Panel moderator, Sue Burdekin was formerly a senior lecturer and the Aviation Program Coordinator at UNSW Canberra, Australian Defence Force Academy.

Sue is an organisational psychologist with a commercial pilot’s licence and experience in aviation business management. She is a former Safeskies board member and has recently been appointed as a life member of Safeskies Australia.

Sue is a foundation member of the Australian Defence Force Crew Resource Management Working Group; a former co-editor of the Australasian Aeronautics Journal; and a member of the International Society of Air Safety Investigators, and the Australian Aviation Psychology Association. Sue was recently elected an honorary member of the European Association for Aviation Psychology. Her research interests include human behaviour and performance in the workplace, and she has worked with the Australian Defence Force, NASA Ames, Airbus, Eurocontrol, EasyJet and Maldivian Airlines in this capacity.

Tim Hudson is a global thought leader in risk management and risk culture. Tim is currently engaged in developments in risk space and cultural theory understanding. He also consults to a range of industries including aviation, oil and gas, mining and healthcare, where he has helped create true change within organisations as a founding partner of Hudson Global Consulting.

His background in theoretical physics and business management give him a unique perspective on the challenges of modern operations. In addition to teaching on the integrated safety management systems course at the Singapore Aviation Academy, he was also the author of the first approved aviation SMS in the Netherlands.
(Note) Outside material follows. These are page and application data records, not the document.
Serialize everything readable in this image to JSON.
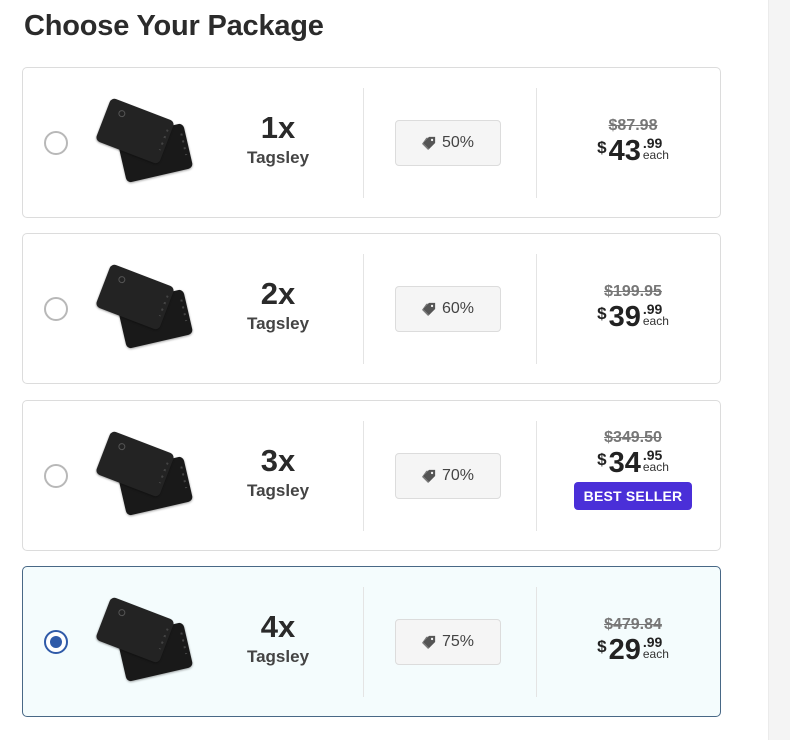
{
  "heading": "Choose Your Package",
  "packages": [
    {
      "quantity": "1x",
      "product": "Tagsley",
      "discount": "50%",
      "old_price": "$87.98",
      "currency": "$",
      "price_whole": "43",
      "price_cents": ".99",
      "unit": "each",
      "badge": "",
      "selected": false
    },
    {
      "quantity": "2x",
      "product": "Tagsley",
      "discount": "60%",
      "old_price": "$199.95",
      "currency": "$",
      "price_whole": "39",
      "price_cents": ".99",
      "unit": "each",
      "badge": "",
      "selected": false
    },
    {
      "quantity": "3x",
      "product": "Tagsley",
      "discount": "70%",
      "old_price": "$349.50",
      "currency": "$",
      "price_whole": "34",
      "price_cents": ".95",
      "unit": "each",
      "badge": "BEST SELLER",
      "selected": false
    },
    {
      "quantity": "4x",
      "product": "Tagsley",
      "discount": "75%",
      "old_price": "$479.84",
      "currency": "$",
      "price_whole": "29",
      "price_cents": ".99",
      "unit": "each",
      "badge": "",
      "selected": true
    }
  ],
  "icons": {
    "radio": "radio-button-icon",
    "discount": "tag-icon",
    "product": "card-icon"
  },
  "colors": {
    "selected_border": "#486886",
    "selected_background": "#f4fcfd",
    "radio_selected": "#2f5aa8",
    "badge_background": "#4a2fd8"
  }
}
Dr Kevin McMurtrie completed his PhD in 2021 with the School of Aviation at the University of New South Wales (UNSW) Sydney.

Kevin is a postdoctoral researcher at UNSW, working on projects involving the examination of flight crew reporting behaviour, trust, confidence, and ethnocentric influences on just culture. Kevin also holds a Master of Aviation Management degree from the University of Newcastle and is a Fellow of the Royal Aeronautical Society.

He has had a 27-year career in commercial aviation, primarily in-flight training as a head of operations and flight examiner. He is currently a senior flying operations inspector at the Australian Civil Aviation Safety Authority.

Dr Louise Raggett is a human factors specialist and applied psychologist with a lifelong interest in human performance.

Louise started her career as a human factors specialist for the UK Rail Safety and Standards Board (RSSB) and came to Australia following the Waterfall rail accident (2003) to support the management of human risk in the Australian rail industry.

Louise later moved into aviation and went on to become the Human Factors Manager, and later, the Manager of Human Risk in the office of the CEO, for the Qantas Group. While at Qantas, she implemented just culture programs, a ground LOSA program (GOSA), and developed new ways of investing human performance in accident investigation.

Louise completed her PhD in Aviation Human Factors at the University of New South Wales (USW) and went on to teach human factors to UNSW civil engineering and aviation undergraduates. Louise is currently the senior manager of human factors programs for the Commonwealth Bank of Australia. She lives in Sydney with her husband and 2 children.